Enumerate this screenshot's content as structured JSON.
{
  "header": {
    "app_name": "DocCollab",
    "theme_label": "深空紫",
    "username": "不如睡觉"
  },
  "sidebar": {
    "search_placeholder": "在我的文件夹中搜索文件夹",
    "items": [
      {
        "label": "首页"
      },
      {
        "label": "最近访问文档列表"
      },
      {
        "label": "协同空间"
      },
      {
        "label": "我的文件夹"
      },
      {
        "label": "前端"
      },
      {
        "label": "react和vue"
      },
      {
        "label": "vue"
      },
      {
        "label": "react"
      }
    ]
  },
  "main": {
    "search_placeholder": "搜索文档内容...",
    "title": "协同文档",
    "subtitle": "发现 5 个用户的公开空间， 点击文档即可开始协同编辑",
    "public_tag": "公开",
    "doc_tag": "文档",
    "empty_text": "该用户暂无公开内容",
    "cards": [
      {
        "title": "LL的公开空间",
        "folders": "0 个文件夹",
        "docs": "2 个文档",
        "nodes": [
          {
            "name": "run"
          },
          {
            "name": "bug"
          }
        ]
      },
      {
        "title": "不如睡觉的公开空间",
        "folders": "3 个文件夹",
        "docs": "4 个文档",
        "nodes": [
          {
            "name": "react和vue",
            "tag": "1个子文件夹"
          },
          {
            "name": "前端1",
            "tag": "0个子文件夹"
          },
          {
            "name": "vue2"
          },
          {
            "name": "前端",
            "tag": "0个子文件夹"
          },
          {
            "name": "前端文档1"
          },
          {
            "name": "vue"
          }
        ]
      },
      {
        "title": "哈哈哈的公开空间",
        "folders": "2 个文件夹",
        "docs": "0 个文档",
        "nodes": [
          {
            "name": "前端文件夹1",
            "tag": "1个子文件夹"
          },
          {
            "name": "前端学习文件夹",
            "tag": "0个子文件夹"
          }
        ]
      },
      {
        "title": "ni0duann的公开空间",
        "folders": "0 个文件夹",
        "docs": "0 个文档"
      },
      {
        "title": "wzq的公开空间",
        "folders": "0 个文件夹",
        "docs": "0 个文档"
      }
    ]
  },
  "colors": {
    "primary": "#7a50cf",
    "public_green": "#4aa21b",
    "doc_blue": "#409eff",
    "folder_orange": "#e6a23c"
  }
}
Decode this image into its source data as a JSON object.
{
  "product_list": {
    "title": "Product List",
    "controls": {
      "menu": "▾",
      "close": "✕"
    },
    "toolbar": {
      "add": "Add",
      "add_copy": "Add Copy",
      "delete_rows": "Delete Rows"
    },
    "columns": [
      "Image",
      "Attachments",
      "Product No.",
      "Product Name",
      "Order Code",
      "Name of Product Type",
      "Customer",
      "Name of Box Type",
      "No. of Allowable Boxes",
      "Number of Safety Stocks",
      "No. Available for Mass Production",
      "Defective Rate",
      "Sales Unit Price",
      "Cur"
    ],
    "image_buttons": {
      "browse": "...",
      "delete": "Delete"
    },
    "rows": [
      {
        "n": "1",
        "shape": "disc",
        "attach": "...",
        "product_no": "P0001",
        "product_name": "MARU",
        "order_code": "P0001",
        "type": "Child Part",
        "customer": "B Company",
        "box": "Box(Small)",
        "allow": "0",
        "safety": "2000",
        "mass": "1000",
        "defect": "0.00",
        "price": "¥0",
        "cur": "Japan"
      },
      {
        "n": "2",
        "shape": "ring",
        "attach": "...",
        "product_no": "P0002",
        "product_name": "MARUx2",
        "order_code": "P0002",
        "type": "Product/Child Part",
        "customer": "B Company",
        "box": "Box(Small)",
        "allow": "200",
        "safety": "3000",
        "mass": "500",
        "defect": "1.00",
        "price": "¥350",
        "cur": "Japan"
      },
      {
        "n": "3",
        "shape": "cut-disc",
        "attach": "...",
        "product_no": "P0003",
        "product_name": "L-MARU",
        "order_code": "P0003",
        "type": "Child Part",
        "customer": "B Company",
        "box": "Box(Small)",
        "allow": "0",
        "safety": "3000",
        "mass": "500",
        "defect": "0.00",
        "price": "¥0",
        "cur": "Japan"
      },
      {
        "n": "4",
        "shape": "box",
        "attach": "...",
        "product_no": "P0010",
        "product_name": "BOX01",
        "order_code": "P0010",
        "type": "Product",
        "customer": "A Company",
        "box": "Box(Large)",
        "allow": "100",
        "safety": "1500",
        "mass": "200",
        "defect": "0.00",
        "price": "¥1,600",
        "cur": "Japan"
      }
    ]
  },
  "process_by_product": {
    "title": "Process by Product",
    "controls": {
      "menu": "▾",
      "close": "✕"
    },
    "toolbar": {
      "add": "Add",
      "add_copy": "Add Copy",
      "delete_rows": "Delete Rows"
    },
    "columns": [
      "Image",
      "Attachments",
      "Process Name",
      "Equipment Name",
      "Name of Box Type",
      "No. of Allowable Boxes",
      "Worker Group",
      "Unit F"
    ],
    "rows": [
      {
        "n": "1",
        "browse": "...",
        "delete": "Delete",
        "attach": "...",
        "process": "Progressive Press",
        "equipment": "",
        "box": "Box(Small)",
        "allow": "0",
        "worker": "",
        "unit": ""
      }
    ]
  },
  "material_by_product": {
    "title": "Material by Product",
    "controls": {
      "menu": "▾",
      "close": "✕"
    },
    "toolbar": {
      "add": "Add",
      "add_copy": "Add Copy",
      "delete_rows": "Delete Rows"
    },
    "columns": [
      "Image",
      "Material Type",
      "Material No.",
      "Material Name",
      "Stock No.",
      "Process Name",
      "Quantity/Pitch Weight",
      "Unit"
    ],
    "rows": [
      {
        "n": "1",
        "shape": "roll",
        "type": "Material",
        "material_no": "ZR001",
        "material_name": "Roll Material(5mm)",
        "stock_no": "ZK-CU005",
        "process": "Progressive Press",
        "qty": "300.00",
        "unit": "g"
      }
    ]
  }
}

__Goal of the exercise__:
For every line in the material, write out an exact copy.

__Answer to the problem__:
Enumerate this screenshot's content as structured JSON.
{
  "header": {
    "app_name": "DocCollab",
    "theme_label": "深空紫",
    "username": "不如睡觉"
  },
  "sidebar": {
    "search_placeholder": "在我的文件夹中搜索文件夹",
    "items": [
      {
        "label": "首页"
      },
      {
        "label": "最近访问文档列表"
      },
      {
        "label": "协同空间"
      },
      {
        "label": "我的文件夹"
      },
      {
        "label": "前端"
      },
      {
        "label": "react和vue"
      },
      {
        "label": "vue"
      },
      {
        "label": "react"
      }
    ]
  },
  "main": {
    "search_placeholder": "搜索文档内容...",
    "title": "协同文档",
    "subtitle": "发现 5 个用户的公开空间， 点击文档即可开始协同编辑",
    "public_tag": "公开",
    "doc_tag": "文档",
    "empty_text": "该用户暂无公开内容",
    "cards": [
      {
        "title": "LL的公开空间",
        "folders": "0 个文件夹",
        "docs": "2 个文档",
        "nodes": [
          {
            "name": "run"
          },
          {
            "name": "bug"
          }
        ]
      },
      {
        "title": "不如睡觉的公开空间",
        "folders": "3 个文件夹",
        "docs": "4 个文档",
        "nodes": [
          {
            "name": "react和vue",
            "tag": "1个子文件夹"
          },
          {
            "name": "前端1",
            "tag": "0个子文件夹"
          },
          {
            "name": "vue2"
          },
          {
            "name": "前端",
            "tag": "0个子文件夹"
          },
          {
            "name": "前端文档1"
          },
          {
            "name": "vue"
          }
        ]
      },
      {
        "title": "哈哈哈的公开空间",
        "folders": "2 个文件夹",
        "docs": "0 个文档",
        "nodes": [
          {
            "name": "前端文件夹1",
            "tag": "1个子文件夹"
          },
          {
            "name": "前端学习文件夹",
            "tag": "0个子文件夹"
          }
        ]
      },
      {
        "title": "ni0duann的公开空间",
        "folders": "0 个文件夹",
        "docs": "0 个文档"
      },
      {
        "title": "wzq的公开空间",
        "folders": "0 个文件夹",
        "docs": "0 个文档"
      }
    ]
  },
  "colors": {
    "primary": "#7a50cf",
    "public_green": "#4aa21b",
    "doc_blue": "#409eff",
    "folder_orange": "#e6a23c"
  }
}
Decode this image into its source data as a JSON object.
{
  "product_list": {
    "title": "Product List",
    "controls": {
      "menu": "▾",
      "close": "✕"
    },
    "toolbar": {
      "add": "Add",
      "add_copy": "Add Copy",
      "delete_rows": "Delete Rows"
    },
    "columns": [
      "Image",
      "Attachments",
      "Product No.",
      "Product Name",
      "Order Code",
      "Name of Product Type",
      "Customer",
      "Name of Box Type",
      "No. of Allowable Boxes",
      "Number of Safety Stocks",
      "No. Available for Mass Production",
      "Defective Rate",
      "Sales Unit Price",
      "Cur"
    ],
    "image_buttons": {
      "browse": "...",
      "delete": "Delete"
    },
    "rows": [
      {
        "n": "1",
        "shape": "disc",
        "attach": "...",
        "product_no": "P0001",
        "product_name": "MARU",
        "order_code": "P0001",
        "type": "Child Part",
        "customer": "B Company",
        "box": "Box(Small)",
        "allow": "0",
        "safety": "2000",
        "mass": "1000",
        "defect": "0.00",
        "price": "¥0",
        "cur": "Japan"
      },
      {
        "n": "2",
        "shape": "ring",
        "attach": "...",
        "product_no": "P0002",
        "product_name": "MARUx2",
        "order_code": "P0002",
        "type": "Product/Child Part",
        "customer": "B Company",
        "box": "Box(Small)",
        "allow": "200",
        "safety": "3000",
        "mass": "500",
        "defect": "1.00",
        "price": "¥350",
        "cur": "Japan"
      },
      {
        "n": "3",
        "shape": "cut-disc",
        "attach": "...",
        "product_no": "P0003",
        "product_name": "L-MARU",
        "order_code": "P0003",
        "type": "Child Part",
        "customer": "B Company",
        "box": "Box(Small)",
        "allow": "0",
        "safety": "3000",
        "mass": "500",
        "defect": "0.00",
        "price": "¥0",
        "cur": "Japan"
      },
      {
        "n": "4",
        "shape": "box",
        "attach": "...",
        "product_no": "P0010",
        "product_name": "BOX01",
        "order_code": "P0010",
        "type": "Product",
        "customer": "A Company",
        "box": "Box(Large)",
        "allow": "100",
        "safety": "1500",
        "mass": "200",
        "defect": "0.00",
        "price": "¥1,600",
        "cur": "Japan"
      }
    ]
  },
  "process_by_product": {
    "title": "Process by Product",
    "controls": {
      "menu": "▾",
      "close": "✕"
    },
    "toolbar": {
      "add": "Add",
      "add_copy": "Add Copy",
      "delete_rows": "Delete Rows"
    },
    "columns": [
      "Image",
      "Attachments",
      "Process Name",
      "Equipment Name",
      "Name of Box Type",
      "No. of Allowable Boxes",
      "Worker Group",
      "Unit F"
    ],
    "rows": [
      {
        "n": "1",
        "browse": "...",
        "delete": "Delete",
        "attach": "...",
        "process": "Progressive Press",
        "equipment": "",
        "box": "Box(Small)",
        "allow": "0",
        "worker": "",
        "unit": ""
      }
    ]
  },
  "material_by_product": {
    "title": "Material by Product",
    "controls": {
      "menu": "▾",
      "close": "✕"
    },
    "toolbar": {
      "add": "Add",
      "add_copy": "Add Copy",
      "delete_rows": "Delete Rows"
    },
    "columns": [
      "Image",
      "Material Type",
      "Material No.",
      "Material Name",
      "Stock No.",
      "Process Name",
      "Quantity/Pitch Weight",
      "Unit"
    ],
    "rows": [
      {
        "n": "1",
        "shape": "roll",
        "type": "Material",
        "material_no": "ZR001",
        "material_name": "Roll Material(5mm)",
        "stock_no": "ZK-CU005",
        "process": "Progressive Press",
        "qty": "300.00",
        "unit": "g"
      }
    ]
  }
}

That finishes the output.